4. Max Scherzer, Tigers: It all came together for Scherzer in route to winning the AL Cy Young and pulling rank on par with his more renown rotation mate. Always an overpowering presence, he added a changeup that took him to the next level. The result was a 21-3 record, which led the Majors in wins, while keeping his strikeouts per nine innings mark north of 10.

3. Adam Wainwright, Cardinals: He not only returned to his pre-Tommy John form of 2010, he set a new personal standard. He won the National League in wins , innings pitched, complete games and shutouts, while setting a personal high and strikeouts and finishing second in the NL Cy Young ballot, along with a Gold Glove to boot.

Felix-Hernandez-Seattle-Mariners-

2. Justin Verlander, Tigers: He had a down year by his own otherworldly standards a year ago, but the ship has far from sailed on JV. In the postseason, he gave up a single run over three starts while striking out 31 against only three walks. He’s averaged 18 wins, 236 innings and nearly a strikeout per inning over the last three seasons.

1. Felix Hernandez, Mariners: As he has come into his own and made his potential reality, King Felix has made the excellent the norm. He seems to have the rare ability to throw any pitch on demand, regardless of location, speed and count. He topped 200 strikeouts for the fifth consecutive year, and at age 27 he already has 110 wins, a Cy Young win and two other finishes in the top three within the past five years.
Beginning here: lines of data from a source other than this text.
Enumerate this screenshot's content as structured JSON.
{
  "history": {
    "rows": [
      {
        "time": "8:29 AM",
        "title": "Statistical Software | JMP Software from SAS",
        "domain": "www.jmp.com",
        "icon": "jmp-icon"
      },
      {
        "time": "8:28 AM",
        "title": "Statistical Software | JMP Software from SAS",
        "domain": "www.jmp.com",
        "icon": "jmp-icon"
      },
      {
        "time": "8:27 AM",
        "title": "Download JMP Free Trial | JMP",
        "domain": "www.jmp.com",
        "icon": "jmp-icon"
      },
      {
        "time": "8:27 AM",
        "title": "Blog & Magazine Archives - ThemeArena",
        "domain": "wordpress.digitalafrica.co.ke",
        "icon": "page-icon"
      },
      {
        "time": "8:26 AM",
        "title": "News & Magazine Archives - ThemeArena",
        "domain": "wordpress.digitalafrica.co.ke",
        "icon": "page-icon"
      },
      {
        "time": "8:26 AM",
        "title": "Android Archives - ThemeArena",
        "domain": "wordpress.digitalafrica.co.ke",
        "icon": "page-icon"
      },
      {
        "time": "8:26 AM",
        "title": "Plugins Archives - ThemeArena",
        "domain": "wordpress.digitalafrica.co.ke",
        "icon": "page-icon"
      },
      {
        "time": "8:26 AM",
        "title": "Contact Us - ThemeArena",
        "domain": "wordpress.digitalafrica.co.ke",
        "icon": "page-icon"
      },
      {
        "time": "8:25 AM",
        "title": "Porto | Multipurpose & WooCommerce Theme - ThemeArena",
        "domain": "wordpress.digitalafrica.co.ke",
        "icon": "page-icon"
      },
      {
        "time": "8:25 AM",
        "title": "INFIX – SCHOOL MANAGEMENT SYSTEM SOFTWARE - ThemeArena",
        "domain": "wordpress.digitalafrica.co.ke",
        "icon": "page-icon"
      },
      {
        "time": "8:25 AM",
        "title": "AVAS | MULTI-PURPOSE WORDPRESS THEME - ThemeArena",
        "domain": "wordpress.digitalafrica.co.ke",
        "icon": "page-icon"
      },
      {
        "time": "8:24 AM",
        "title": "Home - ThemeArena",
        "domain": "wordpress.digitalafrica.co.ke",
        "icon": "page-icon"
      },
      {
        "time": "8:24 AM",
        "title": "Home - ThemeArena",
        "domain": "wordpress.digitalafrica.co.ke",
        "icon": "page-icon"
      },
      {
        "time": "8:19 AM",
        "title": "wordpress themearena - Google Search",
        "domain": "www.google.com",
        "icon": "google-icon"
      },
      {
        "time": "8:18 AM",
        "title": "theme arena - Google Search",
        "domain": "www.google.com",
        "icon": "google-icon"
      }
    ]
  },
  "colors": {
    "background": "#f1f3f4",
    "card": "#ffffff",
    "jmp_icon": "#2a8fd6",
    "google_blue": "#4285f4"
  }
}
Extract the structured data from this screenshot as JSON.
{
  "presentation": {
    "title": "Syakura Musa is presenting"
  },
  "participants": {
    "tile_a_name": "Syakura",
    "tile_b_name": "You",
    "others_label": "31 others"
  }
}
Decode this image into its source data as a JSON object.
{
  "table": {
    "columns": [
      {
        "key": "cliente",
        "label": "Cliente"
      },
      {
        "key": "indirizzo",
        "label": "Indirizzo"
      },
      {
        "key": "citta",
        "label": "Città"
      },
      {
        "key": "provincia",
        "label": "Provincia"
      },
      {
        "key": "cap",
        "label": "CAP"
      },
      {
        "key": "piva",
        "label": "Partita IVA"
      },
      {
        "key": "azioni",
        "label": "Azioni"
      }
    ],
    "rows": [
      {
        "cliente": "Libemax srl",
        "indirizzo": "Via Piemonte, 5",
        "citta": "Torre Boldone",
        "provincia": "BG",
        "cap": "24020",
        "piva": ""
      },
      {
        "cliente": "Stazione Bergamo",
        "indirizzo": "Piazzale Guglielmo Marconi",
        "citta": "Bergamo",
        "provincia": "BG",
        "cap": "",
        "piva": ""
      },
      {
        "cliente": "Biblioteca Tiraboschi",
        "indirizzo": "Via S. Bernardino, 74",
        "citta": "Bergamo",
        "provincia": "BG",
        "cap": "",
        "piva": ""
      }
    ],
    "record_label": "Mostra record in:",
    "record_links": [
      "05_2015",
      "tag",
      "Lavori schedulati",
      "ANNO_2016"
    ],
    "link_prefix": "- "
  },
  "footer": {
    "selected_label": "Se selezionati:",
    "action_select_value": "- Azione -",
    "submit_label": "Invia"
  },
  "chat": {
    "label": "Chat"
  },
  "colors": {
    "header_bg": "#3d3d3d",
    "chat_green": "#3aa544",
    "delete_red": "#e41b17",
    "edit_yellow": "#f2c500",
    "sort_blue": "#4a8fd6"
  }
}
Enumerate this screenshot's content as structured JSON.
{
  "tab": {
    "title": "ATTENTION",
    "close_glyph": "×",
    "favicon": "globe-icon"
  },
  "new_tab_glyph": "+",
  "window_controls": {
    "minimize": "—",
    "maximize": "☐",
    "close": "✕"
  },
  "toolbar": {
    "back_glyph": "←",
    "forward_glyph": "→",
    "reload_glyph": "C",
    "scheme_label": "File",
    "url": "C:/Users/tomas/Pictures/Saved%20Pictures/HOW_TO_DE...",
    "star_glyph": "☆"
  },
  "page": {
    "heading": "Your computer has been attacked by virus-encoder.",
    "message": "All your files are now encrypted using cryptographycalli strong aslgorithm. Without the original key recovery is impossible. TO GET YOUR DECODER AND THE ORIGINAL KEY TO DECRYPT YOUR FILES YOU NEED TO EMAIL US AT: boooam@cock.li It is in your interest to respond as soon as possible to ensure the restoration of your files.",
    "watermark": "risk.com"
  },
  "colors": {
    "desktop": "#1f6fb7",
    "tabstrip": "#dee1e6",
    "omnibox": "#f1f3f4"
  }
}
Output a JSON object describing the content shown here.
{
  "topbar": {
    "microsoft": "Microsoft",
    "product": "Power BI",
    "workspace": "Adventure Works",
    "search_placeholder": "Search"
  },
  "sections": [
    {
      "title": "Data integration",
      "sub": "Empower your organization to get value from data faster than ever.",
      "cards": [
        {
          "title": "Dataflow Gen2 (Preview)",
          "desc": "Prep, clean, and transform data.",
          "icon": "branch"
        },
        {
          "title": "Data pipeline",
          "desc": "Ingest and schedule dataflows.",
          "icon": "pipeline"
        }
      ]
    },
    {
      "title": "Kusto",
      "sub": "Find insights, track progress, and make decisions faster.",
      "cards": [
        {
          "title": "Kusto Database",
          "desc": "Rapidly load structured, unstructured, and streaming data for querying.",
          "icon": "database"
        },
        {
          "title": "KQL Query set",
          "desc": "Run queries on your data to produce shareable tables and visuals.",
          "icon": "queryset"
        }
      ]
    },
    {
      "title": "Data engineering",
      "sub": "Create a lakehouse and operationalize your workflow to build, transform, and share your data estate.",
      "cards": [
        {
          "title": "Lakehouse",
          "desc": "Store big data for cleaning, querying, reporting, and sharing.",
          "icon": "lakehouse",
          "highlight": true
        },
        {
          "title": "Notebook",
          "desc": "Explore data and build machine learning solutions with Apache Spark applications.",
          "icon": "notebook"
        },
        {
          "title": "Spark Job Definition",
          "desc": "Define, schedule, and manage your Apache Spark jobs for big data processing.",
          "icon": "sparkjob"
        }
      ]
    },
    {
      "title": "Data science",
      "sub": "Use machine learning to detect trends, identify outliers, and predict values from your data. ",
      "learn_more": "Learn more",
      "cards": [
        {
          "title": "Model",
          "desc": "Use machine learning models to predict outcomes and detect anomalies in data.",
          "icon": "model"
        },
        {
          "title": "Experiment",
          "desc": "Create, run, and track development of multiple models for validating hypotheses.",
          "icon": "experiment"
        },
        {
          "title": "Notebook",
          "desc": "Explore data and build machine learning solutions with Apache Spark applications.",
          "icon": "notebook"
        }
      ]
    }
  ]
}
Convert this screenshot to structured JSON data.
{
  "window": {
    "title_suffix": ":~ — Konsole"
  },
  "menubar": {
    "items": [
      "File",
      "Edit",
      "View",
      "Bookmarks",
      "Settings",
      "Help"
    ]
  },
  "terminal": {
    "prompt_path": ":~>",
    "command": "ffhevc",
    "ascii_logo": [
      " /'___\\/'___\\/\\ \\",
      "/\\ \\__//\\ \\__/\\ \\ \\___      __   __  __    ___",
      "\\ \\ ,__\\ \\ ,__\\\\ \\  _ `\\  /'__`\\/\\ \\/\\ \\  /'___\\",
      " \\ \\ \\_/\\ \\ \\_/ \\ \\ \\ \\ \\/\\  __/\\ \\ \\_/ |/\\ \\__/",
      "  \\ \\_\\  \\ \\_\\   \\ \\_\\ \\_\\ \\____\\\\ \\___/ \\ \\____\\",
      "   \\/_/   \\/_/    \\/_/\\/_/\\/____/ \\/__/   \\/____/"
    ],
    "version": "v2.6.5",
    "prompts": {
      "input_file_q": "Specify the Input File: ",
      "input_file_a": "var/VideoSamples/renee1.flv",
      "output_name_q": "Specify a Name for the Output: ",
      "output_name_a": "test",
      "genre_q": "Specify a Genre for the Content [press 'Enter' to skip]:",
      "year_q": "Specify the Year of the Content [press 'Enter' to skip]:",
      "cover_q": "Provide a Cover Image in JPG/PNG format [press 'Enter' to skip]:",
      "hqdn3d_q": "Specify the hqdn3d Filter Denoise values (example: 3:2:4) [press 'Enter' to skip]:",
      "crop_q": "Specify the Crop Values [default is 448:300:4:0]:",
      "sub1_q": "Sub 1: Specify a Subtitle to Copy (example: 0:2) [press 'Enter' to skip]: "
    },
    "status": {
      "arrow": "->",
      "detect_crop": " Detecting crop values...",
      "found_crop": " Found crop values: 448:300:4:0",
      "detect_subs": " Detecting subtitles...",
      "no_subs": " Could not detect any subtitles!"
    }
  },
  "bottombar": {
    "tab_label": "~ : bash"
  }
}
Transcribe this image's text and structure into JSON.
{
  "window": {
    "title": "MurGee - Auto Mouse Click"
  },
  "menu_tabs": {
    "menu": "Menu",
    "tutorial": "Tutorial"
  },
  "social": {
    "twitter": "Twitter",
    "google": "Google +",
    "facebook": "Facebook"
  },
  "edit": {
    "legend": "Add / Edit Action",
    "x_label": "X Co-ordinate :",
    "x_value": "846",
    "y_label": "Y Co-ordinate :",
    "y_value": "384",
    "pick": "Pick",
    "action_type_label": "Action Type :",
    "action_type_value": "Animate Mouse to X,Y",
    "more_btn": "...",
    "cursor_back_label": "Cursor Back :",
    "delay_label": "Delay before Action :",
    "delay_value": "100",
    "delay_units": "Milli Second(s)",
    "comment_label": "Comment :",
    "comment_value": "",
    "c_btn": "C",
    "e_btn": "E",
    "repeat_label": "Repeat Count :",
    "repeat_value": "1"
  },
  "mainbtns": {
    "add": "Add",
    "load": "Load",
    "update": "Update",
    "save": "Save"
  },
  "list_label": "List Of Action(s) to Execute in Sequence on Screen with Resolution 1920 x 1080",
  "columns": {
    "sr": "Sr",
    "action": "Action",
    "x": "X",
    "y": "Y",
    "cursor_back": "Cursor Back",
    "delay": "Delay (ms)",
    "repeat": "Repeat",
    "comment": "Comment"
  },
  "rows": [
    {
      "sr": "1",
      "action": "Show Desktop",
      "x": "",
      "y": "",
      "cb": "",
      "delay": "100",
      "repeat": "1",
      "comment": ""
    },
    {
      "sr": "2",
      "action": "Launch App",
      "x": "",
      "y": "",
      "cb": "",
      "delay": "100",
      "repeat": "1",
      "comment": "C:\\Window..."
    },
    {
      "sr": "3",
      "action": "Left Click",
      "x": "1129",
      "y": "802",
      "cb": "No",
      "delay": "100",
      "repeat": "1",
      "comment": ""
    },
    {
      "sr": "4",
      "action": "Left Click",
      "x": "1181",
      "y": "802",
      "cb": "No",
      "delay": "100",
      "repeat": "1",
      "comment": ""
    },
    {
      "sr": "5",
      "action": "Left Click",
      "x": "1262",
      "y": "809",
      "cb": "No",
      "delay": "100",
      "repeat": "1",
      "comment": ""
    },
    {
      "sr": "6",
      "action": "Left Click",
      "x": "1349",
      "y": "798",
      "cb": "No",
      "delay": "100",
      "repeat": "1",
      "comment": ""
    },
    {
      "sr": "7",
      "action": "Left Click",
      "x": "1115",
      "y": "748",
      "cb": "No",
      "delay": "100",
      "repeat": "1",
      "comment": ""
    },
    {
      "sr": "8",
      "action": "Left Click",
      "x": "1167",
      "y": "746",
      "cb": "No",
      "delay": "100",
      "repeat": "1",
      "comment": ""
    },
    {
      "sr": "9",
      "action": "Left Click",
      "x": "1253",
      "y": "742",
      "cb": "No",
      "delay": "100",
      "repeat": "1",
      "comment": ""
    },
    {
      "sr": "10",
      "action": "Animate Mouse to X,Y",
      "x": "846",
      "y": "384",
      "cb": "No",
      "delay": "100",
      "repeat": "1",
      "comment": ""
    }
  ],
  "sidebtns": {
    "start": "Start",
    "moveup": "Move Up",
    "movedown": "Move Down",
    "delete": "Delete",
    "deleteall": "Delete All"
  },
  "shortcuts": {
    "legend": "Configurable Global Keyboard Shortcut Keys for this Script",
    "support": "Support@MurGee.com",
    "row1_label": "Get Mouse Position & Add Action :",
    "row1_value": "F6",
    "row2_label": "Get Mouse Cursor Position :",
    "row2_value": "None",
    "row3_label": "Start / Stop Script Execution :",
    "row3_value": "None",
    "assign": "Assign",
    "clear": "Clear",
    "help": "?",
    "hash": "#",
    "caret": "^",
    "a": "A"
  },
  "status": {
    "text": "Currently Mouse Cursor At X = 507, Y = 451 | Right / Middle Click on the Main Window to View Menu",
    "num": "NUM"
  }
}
What’s more is that he is finally pitching for a team that has a few everyday talents that can match his own.

 

Just A Bit Outside: Matt Cain, James Shields, Jordan Zimmermann

Come back tomorrow for the conclusion of this year’s ‘Top 10 Today’, and for the real-time read, follow me on Twitter at @CheapSeatFan.